Therapy was changed on the basis of CD4 cell count alone in 30% of the patients and in 70% of patients according to CD4 cell count and viral load. Genotypic resistance was assessed in 52.3%: 91.5% were resistant to 3TC and almost all were resistant to non-nucleoside analogue reverse transcriptase inhibitors.

Patients were switched to Kaletra-based ARV regimens (with a variety of different nucleoside analogue backbones) but the most common combination was Kaletra/ddI/3TC (in 46%). Tenofovir was used by 14.2%.

The median patient follow-up time was 10.1 months — and all patients were still alive at the time of last evaluation.

After six months on second line treatment, the median increase in CD4 cell was 105 cells, and after 12 months, 181 cells —only 3% of the patients had CD4 cell counts remaining below 50 cells. 101 (89.4%) had viral loads

Genotypic testing did not reveal any mutations that would cause resistance to Kaletra. “We found that adherence was the main issue,” said Dr Ferradini. “These patients [who were not responding] were not taking drug at all.”

Based upon the pre-existing resistance to 3TC and many other antiretrovirals at the time of switch, “we have reason to believe that [Kaletra] is doing the job by itself.”

Clinical recommendations

Although the response to second-line therapy in most of the patients was good, despite to long wait to switching, Dr Calmy stressed that to get the best results in patients, “We would like to implement viral load more widely.”

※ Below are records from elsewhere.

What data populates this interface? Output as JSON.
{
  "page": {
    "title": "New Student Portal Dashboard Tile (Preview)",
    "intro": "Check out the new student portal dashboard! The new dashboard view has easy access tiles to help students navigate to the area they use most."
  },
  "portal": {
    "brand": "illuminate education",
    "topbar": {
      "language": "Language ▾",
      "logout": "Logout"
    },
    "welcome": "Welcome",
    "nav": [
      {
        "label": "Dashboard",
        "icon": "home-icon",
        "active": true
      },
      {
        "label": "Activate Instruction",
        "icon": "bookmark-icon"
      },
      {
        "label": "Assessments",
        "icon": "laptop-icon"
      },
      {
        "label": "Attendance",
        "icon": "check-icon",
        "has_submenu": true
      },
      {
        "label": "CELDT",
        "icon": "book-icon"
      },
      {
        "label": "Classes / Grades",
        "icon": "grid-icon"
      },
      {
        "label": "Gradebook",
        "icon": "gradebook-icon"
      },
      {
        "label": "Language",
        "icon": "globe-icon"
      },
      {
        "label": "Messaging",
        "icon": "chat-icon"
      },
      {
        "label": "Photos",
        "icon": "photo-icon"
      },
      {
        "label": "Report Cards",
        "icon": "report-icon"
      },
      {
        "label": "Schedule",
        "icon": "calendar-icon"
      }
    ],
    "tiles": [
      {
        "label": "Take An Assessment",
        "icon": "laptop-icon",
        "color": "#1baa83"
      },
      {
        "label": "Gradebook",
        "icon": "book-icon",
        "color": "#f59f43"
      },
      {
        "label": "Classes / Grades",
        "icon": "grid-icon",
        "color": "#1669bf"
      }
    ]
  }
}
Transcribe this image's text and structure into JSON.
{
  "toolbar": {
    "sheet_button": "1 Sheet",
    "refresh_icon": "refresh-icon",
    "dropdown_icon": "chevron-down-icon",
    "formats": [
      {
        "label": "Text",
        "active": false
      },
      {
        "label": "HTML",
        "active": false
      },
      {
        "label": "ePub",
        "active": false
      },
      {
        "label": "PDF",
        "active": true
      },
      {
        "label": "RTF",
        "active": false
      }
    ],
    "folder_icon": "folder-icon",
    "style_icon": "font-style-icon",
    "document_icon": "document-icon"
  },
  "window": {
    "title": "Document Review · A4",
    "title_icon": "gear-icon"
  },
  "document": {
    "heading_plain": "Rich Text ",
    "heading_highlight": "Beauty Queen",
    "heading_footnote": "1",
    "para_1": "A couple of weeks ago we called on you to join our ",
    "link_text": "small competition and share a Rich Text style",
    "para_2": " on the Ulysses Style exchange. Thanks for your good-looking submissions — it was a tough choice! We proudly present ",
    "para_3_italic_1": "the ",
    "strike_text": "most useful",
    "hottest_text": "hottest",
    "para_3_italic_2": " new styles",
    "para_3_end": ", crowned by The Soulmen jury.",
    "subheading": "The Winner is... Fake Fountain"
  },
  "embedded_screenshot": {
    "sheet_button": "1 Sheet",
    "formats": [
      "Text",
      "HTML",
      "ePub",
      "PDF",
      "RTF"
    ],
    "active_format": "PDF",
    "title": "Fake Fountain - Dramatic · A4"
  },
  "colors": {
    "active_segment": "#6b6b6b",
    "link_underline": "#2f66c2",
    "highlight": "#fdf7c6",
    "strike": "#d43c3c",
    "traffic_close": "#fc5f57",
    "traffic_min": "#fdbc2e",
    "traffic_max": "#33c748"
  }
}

MSF is also greatly concerned about the lack of access to new drugs. “None of the second-line drugs recommended by WHO, except for 3TC and ddI, are currently easily available in resource-limited settings,” said Dr Calmy “Even when we have second-line, we can not foresee that in the next couple years it will come down to the cost of first line. We need generic competition for most of these drugs.”

“Finally,” she concluded “no further options exist for these patients,” and she noted that given changes in patent law in India, it seems unlikely that generics of new antiretroviral drugs or formulations will become available.


Ferradini L et al. Efficacy of Kaletra-based second-line ART in Cambodia. Fourteenth Conference on Retroviruses and Opportunistic Infections, Los Angeles, abstract 36LB, 2007.

Pujades M et al. Outcomes of adults receiving second-line ART in Médecins Sans Frontières-supported projects in resources-limited countries. Fourteenth Conference on Retroviruses and Opportunistic Infections, Los Angeles, abstract 35, 2007.